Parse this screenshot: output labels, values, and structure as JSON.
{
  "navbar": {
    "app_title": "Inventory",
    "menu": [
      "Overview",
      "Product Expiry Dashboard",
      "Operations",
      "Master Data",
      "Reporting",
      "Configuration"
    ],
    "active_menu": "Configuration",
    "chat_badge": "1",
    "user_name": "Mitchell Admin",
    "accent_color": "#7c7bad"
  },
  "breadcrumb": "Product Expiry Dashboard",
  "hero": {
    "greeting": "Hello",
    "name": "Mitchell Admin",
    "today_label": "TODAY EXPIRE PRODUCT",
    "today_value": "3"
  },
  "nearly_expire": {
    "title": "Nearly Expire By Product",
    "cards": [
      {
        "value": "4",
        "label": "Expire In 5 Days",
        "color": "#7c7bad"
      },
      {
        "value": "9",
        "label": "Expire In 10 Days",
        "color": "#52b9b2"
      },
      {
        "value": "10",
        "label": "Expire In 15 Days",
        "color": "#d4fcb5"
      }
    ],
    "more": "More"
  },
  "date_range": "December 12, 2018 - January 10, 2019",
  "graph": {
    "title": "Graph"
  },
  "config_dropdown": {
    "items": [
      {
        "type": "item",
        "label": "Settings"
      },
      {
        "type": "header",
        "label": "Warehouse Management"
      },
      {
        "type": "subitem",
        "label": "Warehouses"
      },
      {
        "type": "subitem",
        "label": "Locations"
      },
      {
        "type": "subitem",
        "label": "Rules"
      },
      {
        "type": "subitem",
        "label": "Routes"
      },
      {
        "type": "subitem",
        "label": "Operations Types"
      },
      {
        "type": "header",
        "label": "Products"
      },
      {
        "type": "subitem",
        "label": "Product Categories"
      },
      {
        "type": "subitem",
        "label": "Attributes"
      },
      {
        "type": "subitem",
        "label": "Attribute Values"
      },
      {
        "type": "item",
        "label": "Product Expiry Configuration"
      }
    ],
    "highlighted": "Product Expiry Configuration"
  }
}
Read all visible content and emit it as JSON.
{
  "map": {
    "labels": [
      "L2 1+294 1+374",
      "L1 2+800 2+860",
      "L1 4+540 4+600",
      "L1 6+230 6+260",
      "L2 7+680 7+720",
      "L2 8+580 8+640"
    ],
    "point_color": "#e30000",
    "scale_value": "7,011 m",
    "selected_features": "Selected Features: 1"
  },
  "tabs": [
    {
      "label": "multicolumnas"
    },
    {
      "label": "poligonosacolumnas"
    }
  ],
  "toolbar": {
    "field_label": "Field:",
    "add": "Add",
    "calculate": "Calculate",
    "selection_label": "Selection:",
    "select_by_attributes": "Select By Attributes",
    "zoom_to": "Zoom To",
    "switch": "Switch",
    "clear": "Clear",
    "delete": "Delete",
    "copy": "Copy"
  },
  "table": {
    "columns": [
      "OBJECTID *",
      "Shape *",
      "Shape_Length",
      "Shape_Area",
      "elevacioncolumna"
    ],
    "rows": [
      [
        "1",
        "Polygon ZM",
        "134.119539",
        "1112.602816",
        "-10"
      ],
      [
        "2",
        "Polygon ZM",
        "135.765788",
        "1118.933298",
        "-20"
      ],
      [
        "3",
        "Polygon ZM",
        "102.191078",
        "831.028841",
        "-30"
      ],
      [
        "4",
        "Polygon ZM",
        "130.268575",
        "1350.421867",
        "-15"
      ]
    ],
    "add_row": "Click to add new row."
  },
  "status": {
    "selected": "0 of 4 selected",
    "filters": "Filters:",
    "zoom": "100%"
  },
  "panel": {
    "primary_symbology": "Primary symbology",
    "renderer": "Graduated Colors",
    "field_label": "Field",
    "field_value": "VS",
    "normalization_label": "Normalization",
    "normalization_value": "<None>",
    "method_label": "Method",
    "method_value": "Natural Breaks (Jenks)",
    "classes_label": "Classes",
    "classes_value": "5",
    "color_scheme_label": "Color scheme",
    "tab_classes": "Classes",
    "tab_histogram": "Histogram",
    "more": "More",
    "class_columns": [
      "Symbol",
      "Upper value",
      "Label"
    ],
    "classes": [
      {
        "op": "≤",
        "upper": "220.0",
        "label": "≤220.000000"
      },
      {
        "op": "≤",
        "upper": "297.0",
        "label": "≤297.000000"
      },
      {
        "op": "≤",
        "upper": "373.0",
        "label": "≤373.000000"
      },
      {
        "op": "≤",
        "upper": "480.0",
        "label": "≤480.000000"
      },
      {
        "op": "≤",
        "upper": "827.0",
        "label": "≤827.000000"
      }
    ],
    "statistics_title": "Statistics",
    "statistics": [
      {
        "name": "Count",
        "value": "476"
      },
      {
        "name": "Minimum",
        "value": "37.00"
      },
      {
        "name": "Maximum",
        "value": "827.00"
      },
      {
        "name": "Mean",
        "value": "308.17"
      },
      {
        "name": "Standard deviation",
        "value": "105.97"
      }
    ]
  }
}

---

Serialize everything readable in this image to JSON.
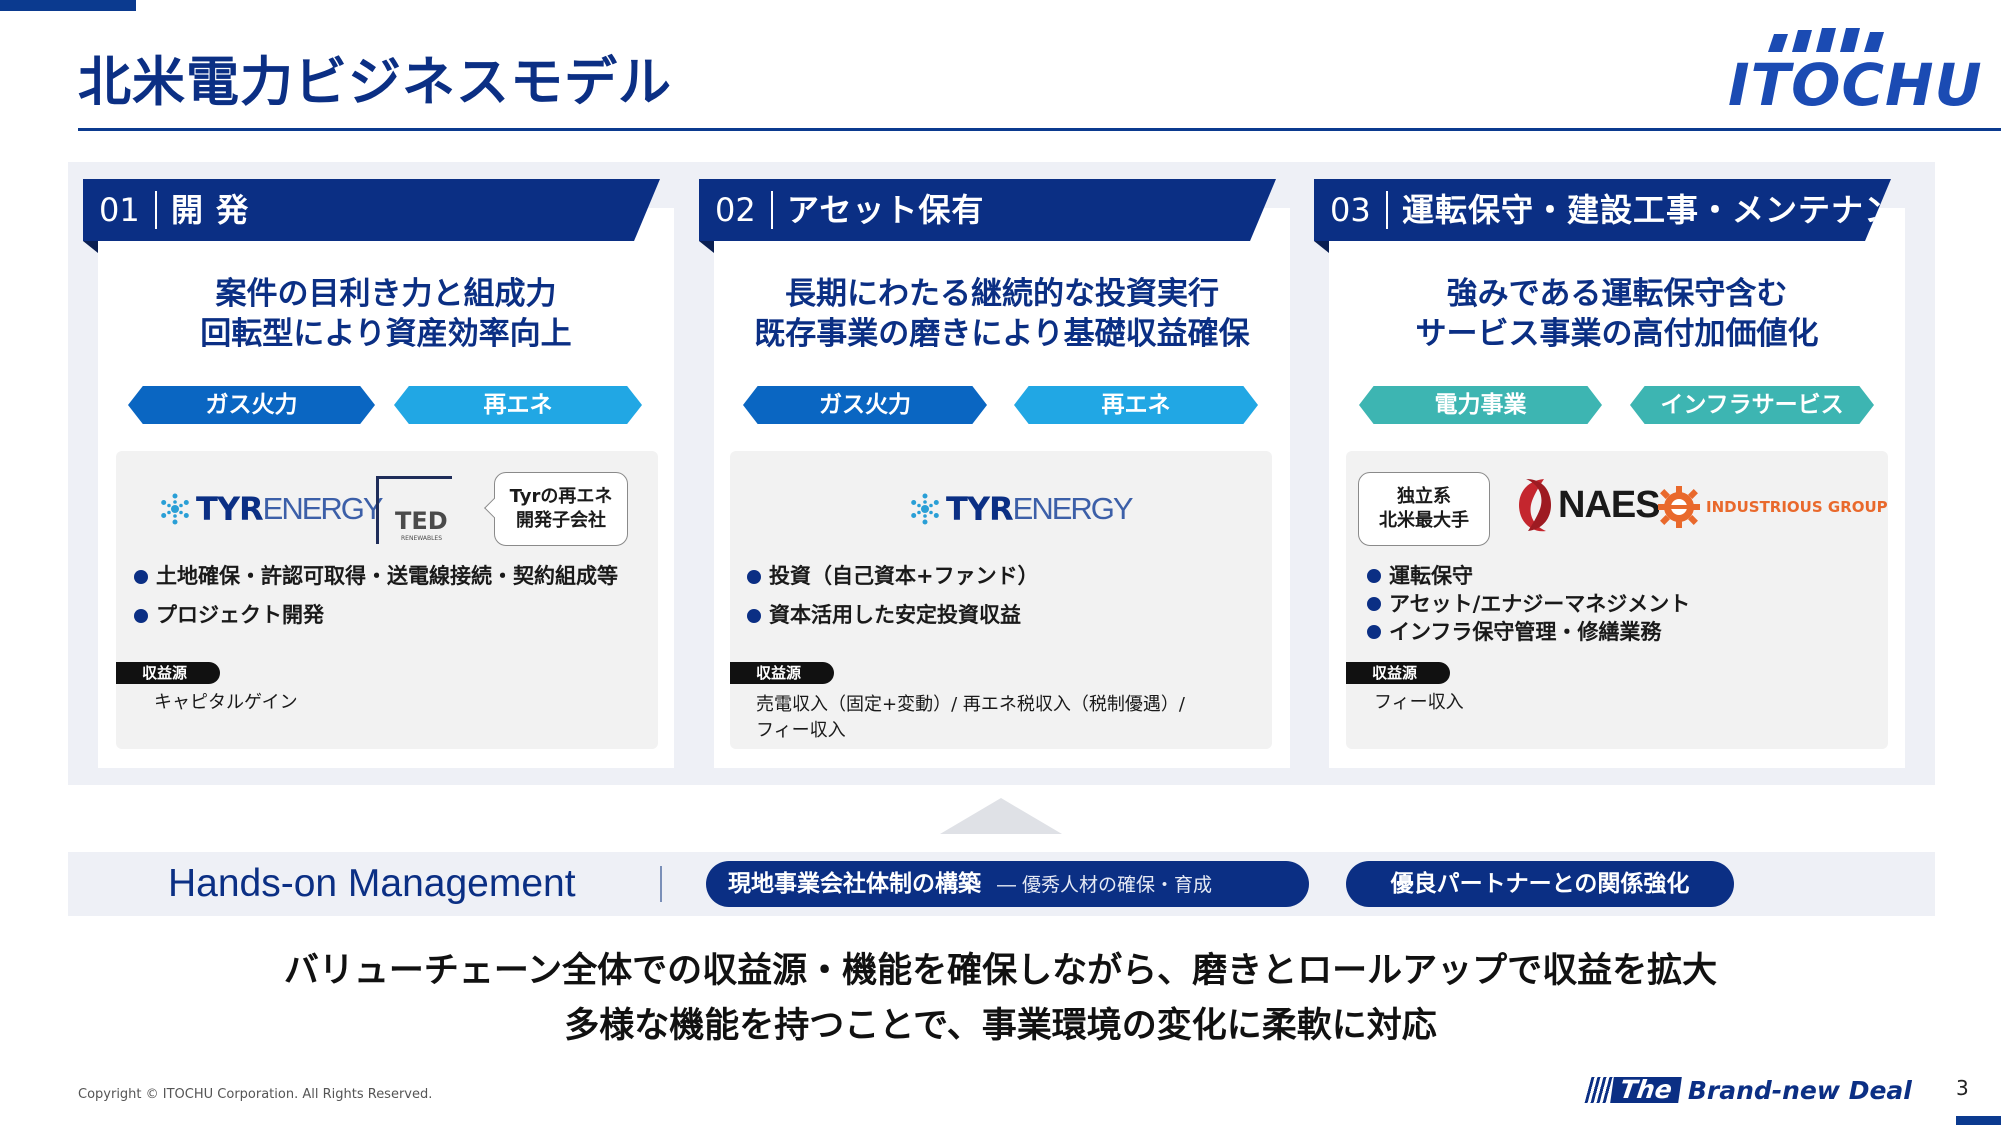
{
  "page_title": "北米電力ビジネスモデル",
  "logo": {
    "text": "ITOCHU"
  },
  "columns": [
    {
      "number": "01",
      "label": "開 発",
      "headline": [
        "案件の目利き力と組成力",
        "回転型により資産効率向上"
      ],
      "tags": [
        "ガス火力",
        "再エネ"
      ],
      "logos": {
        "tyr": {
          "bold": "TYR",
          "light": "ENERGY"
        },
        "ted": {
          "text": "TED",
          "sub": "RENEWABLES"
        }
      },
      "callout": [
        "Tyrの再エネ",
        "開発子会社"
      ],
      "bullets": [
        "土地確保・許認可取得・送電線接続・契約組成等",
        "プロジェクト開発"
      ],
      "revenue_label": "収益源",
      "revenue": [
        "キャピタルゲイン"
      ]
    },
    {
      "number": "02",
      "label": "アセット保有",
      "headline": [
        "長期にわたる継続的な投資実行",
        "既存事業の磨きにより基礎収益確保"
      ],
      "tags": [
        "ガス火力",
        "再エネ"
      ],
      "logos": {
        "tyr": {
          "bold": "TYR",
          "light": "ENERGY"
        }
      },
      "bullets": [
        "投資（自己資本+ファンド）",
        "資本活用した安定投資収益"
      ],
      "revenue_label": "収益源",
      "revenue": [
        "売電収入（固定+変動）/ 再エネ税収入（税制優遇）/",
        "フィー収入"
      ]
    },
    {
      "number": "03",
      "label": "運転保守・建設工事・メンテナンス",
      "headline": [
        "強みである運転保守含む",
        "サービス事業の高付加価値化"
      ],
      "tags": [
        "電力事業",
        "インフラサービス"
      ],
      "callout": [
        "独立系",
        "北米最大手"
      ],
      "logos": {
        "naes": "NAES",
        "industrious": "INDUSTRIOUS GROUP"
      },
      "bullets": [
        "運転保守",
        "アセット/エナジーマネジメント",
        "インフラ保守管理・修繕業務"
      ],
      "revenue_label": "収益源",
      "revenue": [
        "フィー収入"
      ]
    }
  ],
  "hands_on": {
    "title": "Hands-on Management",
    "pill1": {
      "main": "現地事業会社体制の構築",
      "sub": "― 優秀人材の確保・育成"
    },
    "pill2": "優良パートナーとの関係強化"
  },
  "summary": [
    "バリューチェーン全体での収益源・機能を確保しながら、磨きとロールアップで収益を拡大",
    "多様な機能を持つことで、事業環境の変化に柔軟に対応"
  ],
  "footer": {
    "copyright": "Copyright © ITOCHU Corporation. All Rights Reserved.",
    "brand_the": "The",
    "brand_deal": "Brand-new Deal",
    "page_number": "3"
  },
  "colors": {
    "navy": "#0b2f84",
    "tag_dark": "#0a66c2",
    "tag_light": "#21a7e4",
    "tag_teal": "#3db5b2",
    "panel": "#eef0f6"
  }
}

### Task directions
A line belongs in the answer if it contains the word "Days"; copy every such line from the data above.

### Result of this task
        "label": "Expire In 5 Days",
        "label": "Expire In 10 Days",
        "label": "Expire In 15 Days",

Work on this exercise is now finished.